Segment Start: GIVEN DATA

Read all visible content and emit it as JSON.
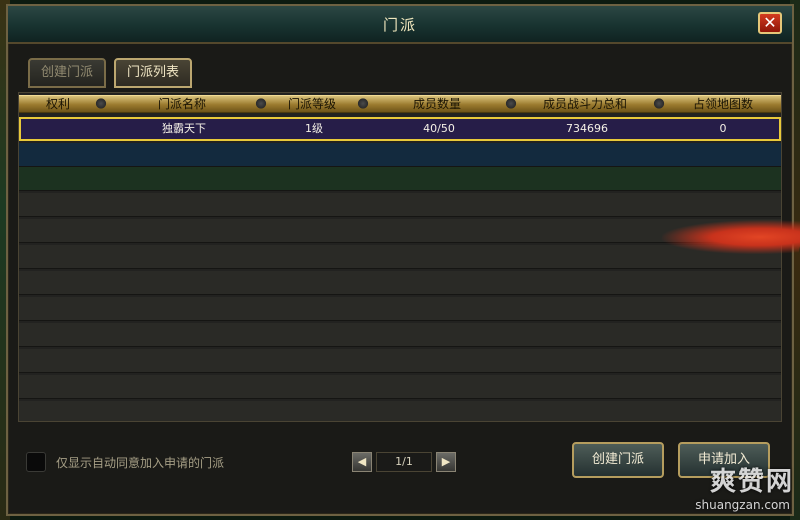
{
  "window": {
    "title": "门派",
    "close_label": "✕"
  },
  "tabs": [
    {
      "label": "创建门派"
    },
    {
      "label": "门派列表"
    }
  ],
  "table": {
    "columns": [
      "权利",
      "门派名称",
      "门派等级",
      "成员数量",
      "成员战斗力总和",
      "占领地图数"
    ],
    "rows": [
      {
        "rights": "",
        "name": "独霸天下",
        "level": "1级",
        "members": "40/50",
        "power": "734696",
        "maps": "0"
      }
    ]
  },
  "footer": {
    "checkbox_label": "仅显示自动同意加入申请的门派",
    "page": "1/1",
    "prev_icon": "◀",
    "next_icon": "▶",
    "create_button": "创建门派",
    "apply_button": "申请加入"
  },
  "watermark": {
    "main": "爽赞网",
    "sub": "shuangzan.com"
  },
  "colors": {
    "accent": "#e8c93a",
    "selected_row": "#261d48",
    "header_gold": "#c9ab5e"
  }
}
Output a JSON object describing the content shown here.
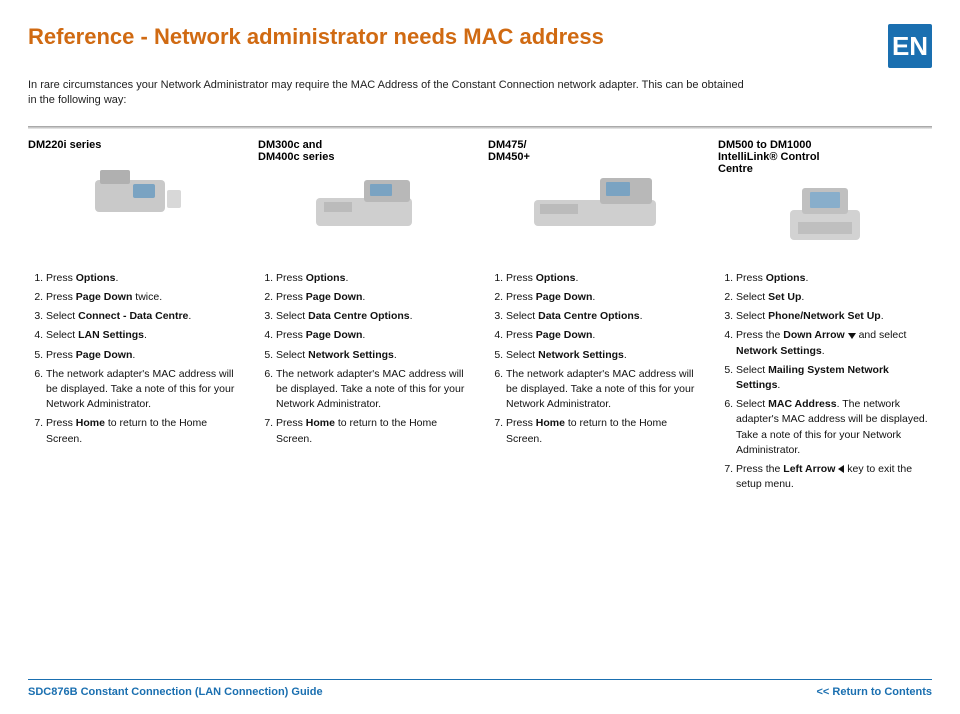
{
  "lang_badge": "EN",
  "title": "Reference - Network administrator needs MAC address",
  "intro": "In rare circumstances your Network Administrator may require the MAC Address of the Constant Connection network adapter. This can be obtained in the following way:",
  "models": [
    {
      "label": "DM220i series"
    },
    {
      "label": "DM300c and\nDM400c series"
    },
    {
      "label": "DM475/\nDM450+"
    },
    {
      "label": "DM500 to DM1000\nIntelliLink® Control\nCentre"
    }
  ],
  "steps_col1": [
    "Press <b>Options</b>.",
    "Press <b>Page Down</b> twice.",
    "Select <b>Connect - Data Centre</b>.",
    "Select <b>LAN Settings</b>.",
    "Press <b>Page Down</b>.",
    "The network adapter's MAC address will be displayed. Take a note of this for your Network Administrator.",
    "Press <b>Home</b> to return to the Home Screen."
  ],
  "steps_col2": [
    "Press <b>Options</b>.",
    "Press <b>Page Down</b>.",
    "Select <b>Data Centre Options</b>.",
    "Press <b>Page Down</b>.",
    "Select <b>Network Settings</b>.",
    "The network adapter's MAC address will be displayed. Take a note of this for your Network Administrator.",
    "Press <b>Home</b> to return to the Home Screen."
  ],
  "steps_col3": [
    "Press <b>Options</b>.",
    "Press <b>Page Down</b>.",
    "Select <b>Data Centre Options</b>.",
    "Press <b>Page Down</b>.",
    "Select <b>Network Settings</b>.",
    "The network adapter's MAC address will be displayed. Take a note of this for your Network Administrator.",
    "Press <b>Home</b> to return to the Home Screen."
  ],
  "steps_col4": [
    "Press <b>Options</b>.",
    "Select <b>Set Up</b>.",
    "Select <b>Phone/Network Set Up</b>.",
    "Press the <b>Down Arrow</b> ▼ and select <b>Network Settings</b>.",
    "Select <b>Mailing System Network Settings</b>.",
    "Select <b>MAC Address</b>. The network adapter's MAC address will be displayed. Take a note of this for your Network Administrator.",
    "Press the <b>Left Arrow</b> ◀ key to exit the setup menu."
  ],
  "footer": {
    "doc_title": "SDC876B Constant Connection (LAN Connection) Guide",
    "return_label": "<< Return to Contents"
  }
}
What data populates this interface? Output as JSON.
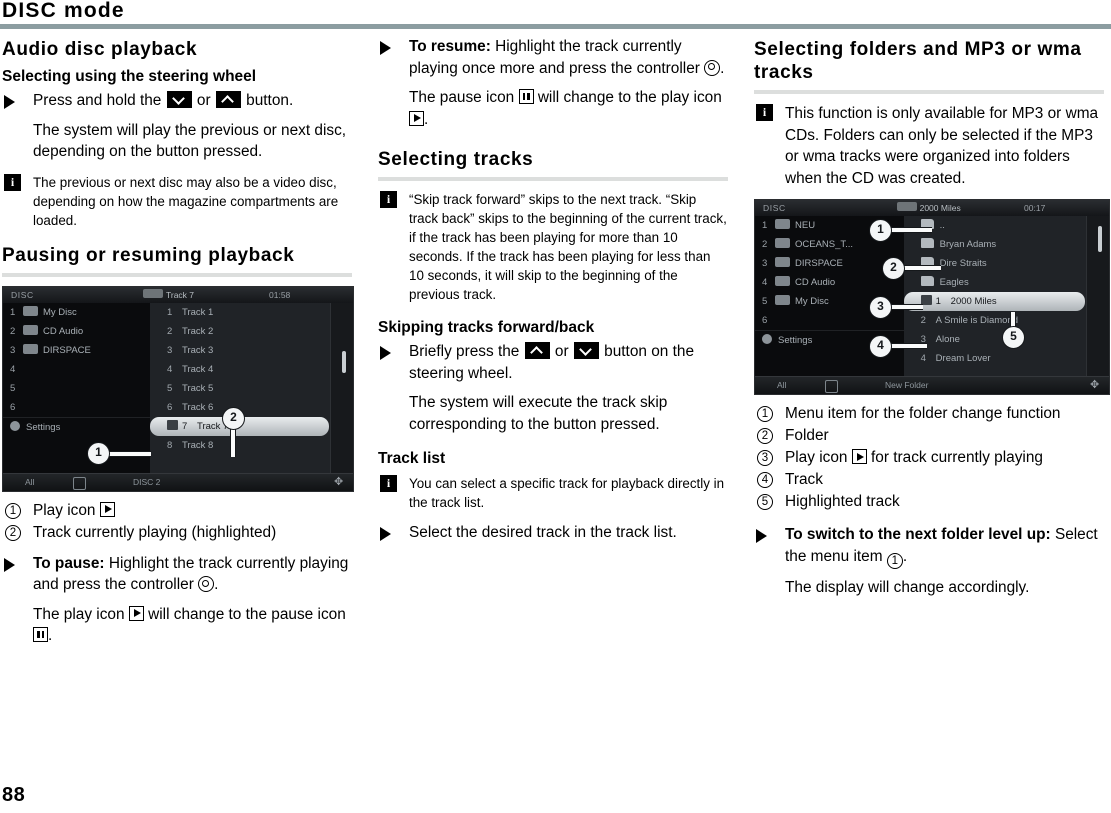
{
  "head": {
    "running_title": "DISC mode",
    "rule_color": "#8c9da1"
  },
  "folio": "88",
  "col1": {
    "section_title": "Audio disc playback",
    "sub1": "Selecting using the steering wheel",
    "bullet1_pre": "Press and hold the",
    "bullet1_mid": "or",
    "bullet1_post": "button.",
    "para1": "The system will play the previous or next disc, depending on the button pressed.",
    "note1": "The previous or next disc may also be a video disc, depending on how the magazine compartments are loaded.",
    "sub2": "Pausing or resuming playback",
    "screenshot": {
      "topbar": {
        "source": "DISC",
        "title": "Track 7",
        "time": "01:58"
      },
      "botbar": {
        "left": "All",
        "center": "DISC 2"
      },
      "left_list": [
        {
          "idx": "1",
          "label": "My Disc"
        },
        {
          "idx": "2",
          "label": "CD Audio"
        },
        {
          "idx": "3",
          "label": "DIRSPACE"
        },
        {
          "idx": "4",
          "label": ""
        },
        {
          "idx": "5",
          "label": ""
        },
        {
          "idx": "6",
          "label": ""
        },
        {
          "idx": "",
          "label": "Settings"
        }
      ],
      "right_list": [
        {
          "idx": "1",
          "label": "Track 1"
        },
        {
          "idx": "2",
          "label": "Track 2"
        },
        {
          "idx": "3",
          "label": "Track 3"
        },
        {
          "idx": "4",
          "label": "Track 4"
        },
        {
          "idx": "5",
          "label": "Track 5"
        },
        {
          "idx": "6",
          "label": "Track 6"
        },
        {
          "idx": "7",
          "label": "Track 7"
        },
        {
          "idx": "8",
          "label": "Track 8"
        }
      ],
      "highlighted_index": 6,
      "callouts": [
        "1",
        "2"
      ]
    },
    "legend": [
      {
        "num": "1",
        "text_before": "Play icon ",
        "icon": "play-icon",
        "text_after": ""
      },
      {
        "num": "2",
        "text_before": "Track currently playing (highlighted)",
        "icon": "",
        "text_after": ""
      }
    ],
    "bullet2_bold": "To pause:",
    "bullet2_rest": "Highlight the track currently playing and press the controller",
    "bullet2_end": ".",
    "para2_a": "The play icon",
    "para2_b": "will change to the pause icon",
    "para2_c": "."
  },
  "col2": {
    "bullet1_bold": "To resume:",
    "bullet1_rest": "Highlight the track currently playing once more and press the controller",
    "bullet1_end": ".",
    "para1_a": "The pause icon",
    "para1_b": "will change to the play icon",
    "para1_c": ".",
    "sub1": "Selecting tracks",
    "note1": "“Skip track forward” skips to the next track. “Skip track back” skips to the beginning of the current track, if the track has been playing for more than 10 seconds. If the track has been playing for less than 10 seconds, it will skip to the beginning of the previous track.",
    "sub2": "Skipping tracks forward/back",
    "bullet2_pre": "Briefly press the",
    "bullet2_mid": "or",
    "bullet2_post": "button on the steering wheel.",
    "para2": "The system will execute the track skip corresponding to the button pressed.",
    "sub3": "Track list",
    "note2": "You can select a specific track for playback directly in the track list.",
    "bullet3": "Select the desired track in the track list."
  },
  "col3": {
    "section_title": "Selecting folders and MP3 or wma tracks",
    "note1": "This function is only available for MP3 or wma CDs. Folders can only be selected if the MP3 or wma tracks were organized into folders when the CD was created.",
    "screenshot": {
      "topbar": {
        "source": "DISC",
        "title": "2000 Miles",
        "time": "00:17"
      },
      "botbar": {
        "left": "All",
        "center": "New Folder"
      },
      "left_list": [
        {
          "idx": "1",
          "label": "NEU"
        },
        {
          "idx": "2",
          "label": "OCEANS_T..."
        },
        {
          "idx": "3",
          "label": "DIRSPACE"
        },
        {
          "idx": "4",
          "label": "CD Audio"
        },
        {
          "idx": "5",
          "label": "My Disc"
        },
        {
          "idx": "6",
          "label": ""
        },
        {
          "idx": "",
          "label": "Settings"
        }
      ],
      "right_list": [
        {
          "idx": "",
          "label": "..",
          "kind": "folder-up"
        },
        {
          "idx": "",
          "label": "Bryan Adams",
          "kind": "folder"
        },
        {
          "idx": "",
          "label": "Dire Straits",
          "kind": "folder"
        },
        {
          "idx": "",
          "label": "Eagles",
          "kind": "folder"
        },
        {
          "idx": "1",
          "label": "2000 Miles",
          "kind": "track"
        },
        {
          "idx": "2",
          "label": "A Smile is Diamond",
          "kind": "track"
        },
        {
          "idx": "3",
          "label": "Alone",
          "kind": "track"
        },
        {
          "idx": "4",
          "label": "Dream Lover",
          "kind": "track"
        }
      ],
      "highlighted_index": 4,
      "callouts": [
        "1",
        "2",
        "3",
        "4",
        "5"
      ]
    },
    "legend": [
      {
        "num": "1",
        "text_before": "Menu item for the folder change function",
        "icon": "",
        "text_after": ""
      },
      {
        "num": "2",
        "text_before": "Folder",
        "icon": "",
        "text_after": ""
      },
      {
        "num": "3",
        "text_before": "Play icon ",
        "icon": "play-icon",
        "text_after": " for track currently playing"
      },
      {
        "num": "4",
        "text_before": "Track",
        "icon": "",
        "text_after": ""
      },
      {
        "num": "5",
        "text_before": "Highlighted track",
        "icon": "",
        "text_after": ""
      }
    ],
    "bullet1_bold": "To switch to the next folder level up:",
    "bullet1_rest": "Select the menu item",
    "bullet1_num": "1",
    "bullet1_end": ".",
    "para1": "The display will change accordingly."
  }
}
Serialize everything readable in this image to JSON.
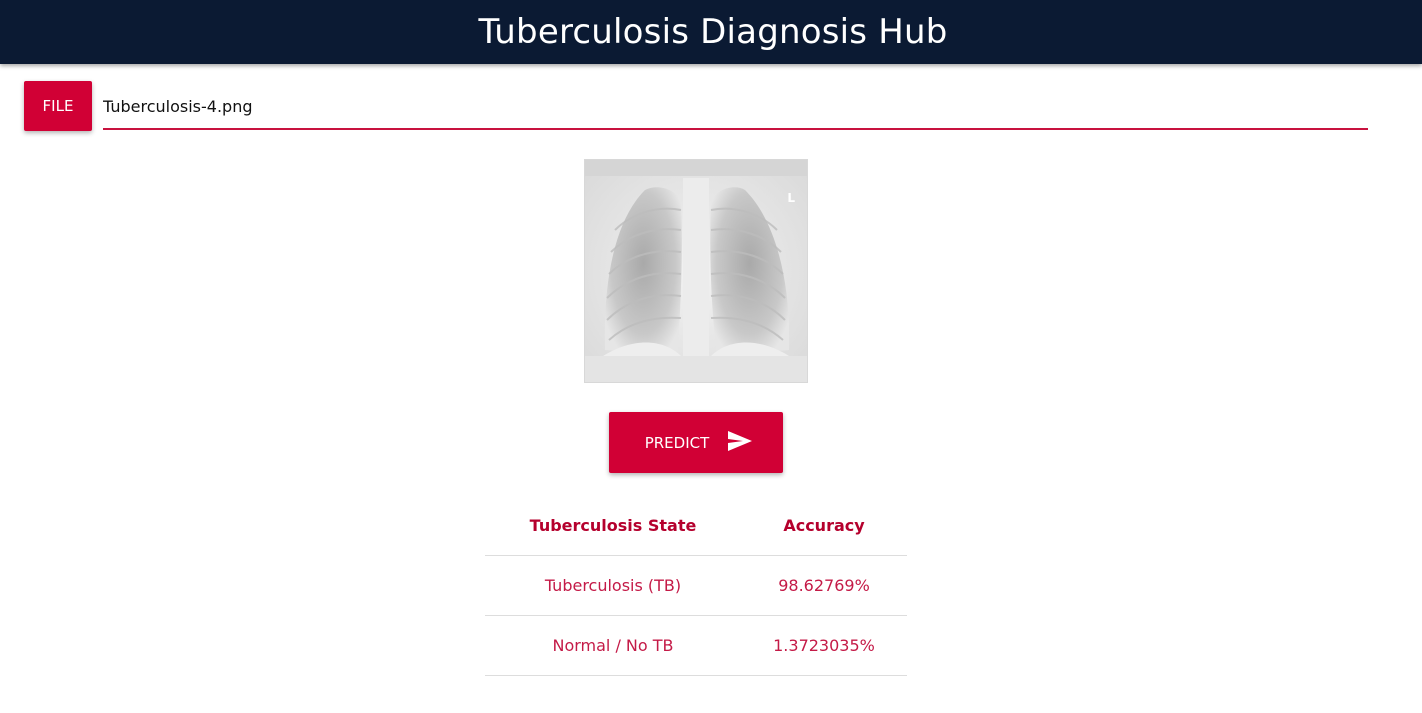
{
  "header": {
    "title": "Tuberculosis Diagnosis Hub"
  },
  "file_input": {
    "button_label": "FILE",
    "file_name": "Tuberculosis-4.png"
  },
  "preview": {
    "marker": "L"
  },
  "predict": {
    "label": "PREDICT",
    "icon": "send-icon"
  },
  "results": {
    "columns": [
      "Tuberculosis State",
      "Accuracy"
    ],
    "rows": [
      {
        "state": "Tuberculosis (TB)",
        "accuracy": "98.62769%"
      },
      {
        "state": "Normal / No TB",
        "accuracy": "1.3723035%"
      }
    ]
  },
  "colors": {
    "appbar": "#0b1a33",
    "accent": "#d10035",
    "table_text": "#c41a47"
  }
}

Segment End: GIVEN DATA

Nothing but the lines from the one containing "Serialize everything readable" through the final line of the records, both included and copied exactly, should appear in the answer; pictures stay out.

Serialize everything readable in this image to JSON.
{
  "header": {
    "title": "Tuberculosis Diagnosis Hub"
  },
  "file_input": {
    "button_label": "FILE",
    "file_name": "Tuberculosis-4.png"
  },
  "preview": {
    "marker": "L"
  },
  "predict": {
    "label": "PREDICT",
    "icon": "send-icon"
  },
  "results": {
    "columns": [
      "Tuberculosis State",
      "Accuracy"
    ],
    "rows": [
      {
        "state": "Tuberculosis (TB)",
        "accuracy": "98.62769%"
      },
      {
        "state": "Normal / No TB",
        "accuracy": "1.3723035%"
      }
    ]
  },
  "colors": {
    "appbar": "#0b1a33",
    "accent": "#d10035",
    "table_text": "#c41a47"
  }
}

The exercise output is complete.